Rhode Island hosts a total of 45 species of reptiles and amphibians. Their sensitive habitat needs often include healthy aquatic environments, so it is no surprise that over half of Rhode Island's herptofauna (23 species) are listed as Rhode Island SGCN. Four of the reptiles are federally protected sea turtles. Species like the marbled salamander rarely enter water, but require damp, undisturbed forests floors in order to survive.

SGCN Fish of Rhode Island

Maintaining healthy waters is of prime importance in Rhode Island, with more than 400 miles of coastline, 50 lakes and ponds, and 60 rivers. The 45 fish species listed as SGCN help Rhode Island focus on maintaining and improving these treasured waters for future generations. Many of the fish listed as SGCN are anadromous, meaning that they are born in fresh water, live most of their life in the sea, and return to freshwater to spawn. The American eel is catadromous and does the opposite during its life span which can exceed 50 years! As these fish are dependent upon multiple habitat types for their longevity and face perils and barriers such as dams and pollution, the WAP will recommend actions for improving their ability to thrive and provide clean water for both fish and humans in Rhode Island waters.
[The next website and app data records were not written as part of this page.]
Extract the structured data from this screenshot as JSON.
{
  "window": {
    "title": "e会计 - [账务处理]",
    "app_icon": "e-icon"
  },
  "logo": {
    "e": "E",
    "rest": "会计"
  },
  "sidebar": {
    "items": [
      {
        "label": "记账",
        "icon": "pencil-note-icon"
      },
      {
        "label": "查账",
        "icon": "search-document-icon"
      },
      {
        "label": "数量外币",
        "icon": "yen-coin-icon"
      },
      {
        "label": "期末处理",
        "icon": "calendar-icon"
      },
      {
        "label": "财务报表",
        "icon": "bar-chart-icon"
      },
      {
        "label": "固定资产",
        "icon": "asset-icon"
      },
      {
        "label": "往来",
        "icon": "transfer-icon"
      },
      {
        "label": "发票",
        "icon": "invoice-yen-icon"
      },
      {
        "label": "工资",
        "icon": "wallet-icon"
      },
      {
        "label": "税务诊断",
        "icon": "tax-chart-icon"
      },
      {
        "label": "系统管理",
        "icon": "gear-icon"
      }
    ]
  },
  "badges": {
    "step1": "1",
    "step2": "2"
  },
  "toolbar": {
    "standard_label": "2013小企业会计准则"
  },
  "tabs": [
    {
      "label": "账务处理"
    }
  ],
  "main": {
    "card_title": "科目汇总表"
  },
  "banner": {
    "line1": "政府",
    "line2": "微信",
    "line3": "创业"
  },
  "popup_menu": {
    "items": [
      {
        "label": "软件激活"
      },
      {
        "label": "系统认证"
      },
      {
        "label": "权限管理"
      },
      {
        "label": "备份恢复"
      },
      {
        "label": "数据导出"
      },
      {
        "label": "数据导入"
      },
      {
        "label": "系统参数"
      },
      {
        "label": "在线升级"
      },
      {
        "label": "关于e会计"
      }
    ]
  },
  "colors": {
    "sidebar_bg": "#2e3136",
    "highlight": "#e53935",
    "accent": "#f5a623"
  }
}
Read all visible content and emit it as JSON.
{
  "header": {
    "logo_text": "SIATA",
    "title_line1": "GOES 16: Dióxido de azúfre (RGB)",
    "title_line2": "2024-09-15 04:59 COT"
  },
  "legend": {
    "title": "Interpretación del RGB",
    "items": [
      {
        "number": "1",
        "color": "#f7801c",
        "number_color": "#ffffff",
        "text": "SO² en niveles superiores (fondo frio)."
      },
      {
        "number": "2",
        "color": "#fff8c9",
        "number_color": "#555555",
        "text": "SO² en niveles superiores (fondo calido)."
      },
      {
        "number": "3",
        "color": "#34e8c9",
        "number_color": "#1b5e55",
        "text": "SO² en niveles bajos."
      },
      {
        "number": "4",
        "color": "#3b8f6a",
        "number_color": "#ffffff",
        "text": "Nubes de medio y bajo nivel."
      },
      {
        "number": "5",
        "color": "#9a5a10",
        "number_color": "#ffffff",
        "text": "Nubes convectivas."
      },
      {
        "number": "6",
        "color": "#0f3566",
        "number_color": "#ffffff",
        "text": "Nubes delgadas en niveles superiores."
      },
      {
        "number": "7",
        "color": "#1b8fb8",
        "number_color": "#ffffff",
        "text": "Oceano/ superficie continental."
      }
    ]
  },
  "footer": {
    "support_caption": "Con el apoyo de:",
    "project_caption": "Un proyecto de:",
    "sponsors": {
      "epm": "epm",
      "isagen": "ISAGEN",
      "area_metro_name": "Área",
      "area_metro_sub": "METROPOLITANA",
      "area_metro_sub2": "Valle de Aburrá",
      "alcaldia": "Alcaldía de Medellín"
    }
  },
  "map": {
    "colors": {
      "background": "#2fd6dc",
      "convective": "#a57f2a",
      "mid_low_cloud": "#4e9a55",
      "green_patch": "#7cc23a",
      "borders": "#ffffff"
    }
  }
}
SGCN Invertebrates of Rhode Island

Invertebrates represent over half of the wildlife considered SGCN in Rhode Island, with 240 species listed. Ranging from tiny terrestrial insects to a wide variety of aquatic mussels, invertebrates provide the base of Rhode Island's natural food chains, and so are especially important as indicators for over all ecosystem health. From the elegant dragonflies and butterflies to the seldom seen burying and tiger beetles, these insects perform valuable functions in Rhode Island, from crop pollination to filtering water and recycling of nutrients to our forests and grasslands.

Updates on the 2015 WAP along with new species information are being posted as they are developed online at www.dem.ri.gov/programs/bnatres/fishwild/swap15.htm. Please take a moment to visit our website and take a short survey to tell us what you would like to see included in Rhode Island's Wildlife Action Plan revision. Suggestions can also be sent to RIwildlifeactionplan@yahoo.com.

Related links

Department or agency: Department of Environmental Management

Online: http://www.dem.ri.gov/

Release date: 04-11-2014

Share this: